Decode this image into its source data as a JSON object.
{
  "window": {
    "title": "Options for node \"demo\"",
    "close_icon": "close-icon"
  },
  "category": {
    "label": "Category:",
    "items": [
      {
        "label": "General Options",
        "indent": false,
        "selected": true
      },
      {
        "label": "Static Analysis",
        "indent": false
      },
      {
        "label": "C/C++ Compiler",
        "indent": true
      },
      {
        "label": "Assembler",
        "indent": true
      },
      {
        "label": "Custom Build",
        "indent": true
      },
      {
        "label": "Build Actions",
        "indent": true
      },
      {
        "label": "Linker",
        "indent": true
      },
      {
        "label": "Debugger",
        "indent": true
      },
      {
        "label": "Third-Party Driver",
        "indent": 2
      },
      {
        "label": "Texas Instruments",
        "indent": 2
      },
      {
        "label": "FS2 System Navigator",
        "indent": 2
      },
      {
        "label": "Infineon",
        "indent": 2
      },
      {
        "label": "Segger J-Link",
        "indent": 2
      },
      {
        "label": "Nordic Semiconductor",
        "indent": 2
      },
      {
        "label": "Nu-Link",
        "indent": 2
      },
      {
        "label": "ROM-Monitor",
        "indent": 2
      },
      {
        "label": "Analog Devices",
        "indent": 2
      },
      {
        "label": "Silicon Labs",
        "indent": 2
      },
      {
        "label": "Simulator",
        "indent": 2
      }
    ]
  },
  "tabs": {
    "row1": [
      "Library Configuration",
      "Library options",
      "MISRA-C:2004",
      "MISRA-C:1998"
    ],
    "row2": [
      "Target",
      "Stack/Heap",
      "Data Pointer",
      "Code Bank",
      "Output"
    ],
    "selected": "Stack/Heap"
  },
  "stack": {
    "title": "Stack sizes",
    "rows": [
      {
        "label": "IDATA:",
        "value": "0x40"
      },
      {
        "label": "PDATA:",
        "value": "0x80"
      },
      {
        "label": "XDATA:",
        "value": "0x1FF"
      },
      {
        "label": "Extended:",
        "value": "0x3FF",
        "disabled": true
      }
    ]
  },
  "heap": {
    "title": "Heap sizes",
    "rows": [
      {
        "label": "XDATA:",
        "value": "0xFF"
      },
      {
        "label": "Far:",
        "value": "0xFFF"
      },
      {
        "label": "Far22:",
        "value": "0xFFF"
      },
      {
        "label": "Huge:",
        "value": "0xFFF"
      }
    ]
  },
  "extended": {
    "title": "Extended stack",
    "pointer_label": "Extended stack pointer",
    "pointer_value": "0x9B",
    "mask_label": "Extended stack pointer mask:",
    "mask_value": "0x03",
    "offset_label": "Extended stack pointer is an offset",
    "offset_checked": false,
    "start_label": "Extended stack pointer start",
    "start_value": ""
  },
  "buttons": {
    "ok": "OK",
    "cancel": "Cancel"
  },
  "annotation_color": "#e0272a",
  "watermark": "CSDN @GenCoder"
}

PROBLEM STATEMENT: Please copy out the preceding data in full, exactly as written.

WRITTEN REPLY:
Decode this image into its source data as a JSON object.
{
  "window": {
    "title": "Options for node \"demo\"",
    "close_icon": "close-icon"
  },
  "category": {
    "label": "Category:",
    "items": [
      {
        "label": "General Options",
        "indent": false,
        "selected": true
      },
      {
        "label": "Static Analysis",
        "indent": false
      },
      {
        "label": "C/C++ Compiler",
        "indent": true
      },
      {
        "label": "Assembler",
        "indent": true
      },
      {
        "label": "Custom Build",
        "indent": true
      },
      {
        "label": "Build Actions",
        "indent": true
      },
      {
        "label": "Linker",
        "indent": true
      },
      {
        "label": "Debugger",
        "indent": true
      },
      {
        "label": "Third-Party Driver",
        "indent": 2
      },
      {
        "label": "Texas Instruments",
        "indent": 2
      },
      {
        "label": "FS2 System Navigator",
        "indent": 2
      },
      {
        "label": "Infineon",
        "indent": 2
      },
      {
        "label": "Segger J-Link",
        "indent": 2
      },
      {
        "label": "Nordic Semiconductor",
        "indent": 2
      },
      {
        "label": "Nu-Link",
        "indent": 2
      },
      {
        "label": "ROM-Monitor",
        "indent": 2
      },
      {
        "label": "Analog Devices",
        "indent": 2
      },
      {
        "label": "Silicon Labs",
        "indent": 2
      },
      {
        "label": "Simulator",
        "indent": 2
      }
    ]
  },
  "tabs": {
    "row1": [
      "Library Configuration",
      "Library options",
      "MISRA-C:2004",
      "MISRA-C:1998"
    ],
    "row2": [
      "Target",
      "Stack/Heap",
      "Data Pointer",
      "Code Bank",
      "Output"
    ],
    "selected": "Stack/Heap"
  },
  "stack": {
    "title": "Stack sizes",
    "rows": [
      {
        "label": "IDATA:",
        "value": "0x40"
      },
      {
        "label": "PDATA:",
        "value": "0x80"
      },
      {
        "label": "XDATA:",
        "value": "0x1FF"
      },
      {
        "label": "Extended:",
        "value": "0x3FF",
        "disabled": true
      }
    ]
  },
  "heap": {
    "title": "Heap sizes",
    "rows": [
      {
        "label": "XDATA:",
        "value": "0xFF"
      },
      {
        "label": "Far:",
        "value": "0xFFF"
      },
      {
        "label": "Far22:",
        "value": "0xFFF"
      },
      {
        "label": "Huge:",
        "value": "0xFFF"
      }
    ]
  },
  "extended": {
    "title": "Extended stack",
    "pointer_label": "Extended stack pointer",
    "pointer_value": "0x9B",
    "mask_label": "Extended stack pointer mask:",
    "mask_value": "0x03",
    "offset_label": "Extended stack pointer is an offset",
    "offset_checked": false,
    "start_label": "Extended stack pointer start",
    "start_value": ""
  },
  "buttons": {
    "ok": "OK",
    "cancel": "Cancel"
  },
  "annotation_color": "#e0272a",
  "watermark": "CSDN @GenCoder"
}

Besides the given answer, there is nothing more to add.